Why the Banana Pancake Trail is a well-worn path worth traversing

Teh Trail begins at Khao San Road in Bangkok. Pic: UKRID/Shutterstock

AS frightening as the road may be for wide-eyed travelers, there’s a beaten path travelers have followed for decades: the Banana Pancake Trail.

It’s a tourist circuit stretching through and around southeast Asia that’s accommodated nomads from all over for decades.

It earned its curious name from what became a breakfast staple at local guesthouses in their effort to cater to Western tastes. Today, it’s more than a buzzword; it’s taken on a far more important meaning, a baptism of sorts to welcome one into the travel community.

The Trail typically begins in Khao San Road, a central street in Bangkok, and ends, well, wherever your heart pleases. There’s no single universally recognized route, but take note of what piques your interest as you plan your trip.

First of all, the Trail is incredibly affordable.

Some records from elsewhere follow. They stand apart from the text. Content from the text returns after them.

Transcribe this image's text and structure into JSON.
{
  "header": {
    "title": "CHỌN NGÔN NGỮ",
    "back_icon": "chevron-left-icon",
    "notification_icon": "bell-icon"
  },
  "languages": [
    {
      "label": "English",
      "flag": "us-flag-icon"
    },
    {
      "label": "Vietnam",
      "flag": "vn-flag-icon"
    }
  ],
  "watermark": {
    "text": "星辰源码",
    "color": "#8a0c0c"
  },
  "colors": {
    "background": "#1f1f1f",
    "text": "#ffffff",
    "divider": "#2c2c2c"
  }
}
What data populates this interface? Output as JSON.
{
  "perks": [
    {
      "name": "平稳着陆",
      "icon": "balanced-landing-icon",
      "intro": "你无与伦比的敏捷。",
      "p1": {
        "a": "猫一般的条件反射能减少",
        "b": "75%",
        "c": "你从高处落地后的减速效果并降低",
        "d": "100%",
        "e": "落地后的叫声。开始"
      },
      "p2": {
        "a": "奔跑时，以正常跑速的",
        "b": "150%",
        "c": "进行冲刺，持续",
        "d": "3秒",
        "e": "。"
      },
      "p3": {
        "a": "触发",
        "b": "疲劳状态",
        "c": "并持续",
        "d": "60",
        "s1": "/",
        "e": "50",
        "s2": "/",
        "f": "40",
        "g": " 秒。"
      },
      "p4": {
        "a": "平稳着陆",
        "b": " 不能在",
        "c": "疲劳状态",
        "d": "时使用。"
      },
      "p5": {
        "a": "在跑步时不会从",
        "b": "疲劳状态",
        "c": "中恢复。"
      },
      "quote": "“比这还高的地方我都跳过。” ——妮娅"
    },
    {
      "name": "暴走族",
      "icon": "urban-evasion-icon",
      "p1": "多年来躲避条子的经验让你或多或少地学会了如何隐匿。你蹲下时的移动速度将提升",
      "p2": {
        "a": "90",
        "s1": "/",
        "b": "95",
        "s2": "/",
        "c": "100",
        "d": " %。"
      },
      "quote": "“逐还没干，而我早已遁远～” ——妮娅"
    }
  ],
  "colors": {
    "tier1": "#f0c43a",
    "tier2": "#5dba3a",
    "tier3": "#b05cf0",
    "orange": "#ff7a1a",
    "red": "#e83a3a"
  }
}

Look up any wanderlust-inducing quit-your-job-and-travel-the-world article online and read the comments section. You’ll find an astounding number of naysayers doubting the feasibility of the trip on a financial basis.

But the truth is, if you take the Trail, you can easily travel weeks or even months with a small budget, sometimes even as little as US$20 a day.

The charming city of Dalat in Vietnam is part of the Trail. Pic: Alice Tanya/Shutterstock

Lodging, food and drink, and private transport won’t break the bank. With the prominence of budget carriers, even flying can fit a modest purse, as a massive range of destinations from Kathmandu to Bali are available at prices that won’t burn a hole in your pocket. Bangkok and Kuala Lumpur are the main hubs that connect the region.

SEE ALSO: The best treks in the magnificent Annapurna Circuit

Sometimes the most valuable experiences you’ll have will actually cost close to nothing, such as chatting with a local about his town’s history over a cup of tea.

And even when things get noticeably pricey, there are attractions you just can’t miss when you’re visiting this part of the world (like Angkor Wat, Ha Long Bay and Bagan), and they’re often worth it.

You won’t believe it until you’re actually there yourself, but it’s so easy to get around on the Trail. A short boat trip, a long train ride, and a couple of bus transfers can get you from Sumatra to northern Laos bordering China. And if you can bear the motion sickness on country roads, you have little else to worry about.

As English proficiency continues to improve throughout the region, travel also becomes easier. The language barrier that may have been a Great Wall in itself years ago has shrunk, and hospitality staff in many southeast Asian countries will be more than willing to assist in shuttling you to your next destination.

Beware of overenthusiastic tuk tuk drivers. Pic: Stefan Kexi Jovanovic/Shutterstock

Transport booking may also be available online as travel agencies are always eager to churn out visas, and your first “friend” in every city will likely be an overenthusiastic tuk tuk driver marketing every waterfall or pagoda you can visit (Warning: You’ll tire of this).

It’s been said that the people you meet on your travels make all the difference. There are no guarantees about what kind of folks you’ll meet, and some travelers are so hellbent on finding suitable company that they even go as far as using dating apps.

Open your ears and your mind and let these people feed your fire. If you find that your hopes and dreams overlap with those of others more than people from back home, then you’re already getting answers to some important questions you set forth with.

If you treat it as an overpriced self-help session, you may have difficulty finding relatable testimonials. No two travelers will ever have the same experience, even if they travel together.

But have no doubt that the Banana Pancake Trail will always give you answers, even if it’s in the form of more questions. There is no secret nor middle ground, just a leap waiting to be taken.

SEE ALSO: The leisurely pace of Kengtung, Myanmar’s most obscure town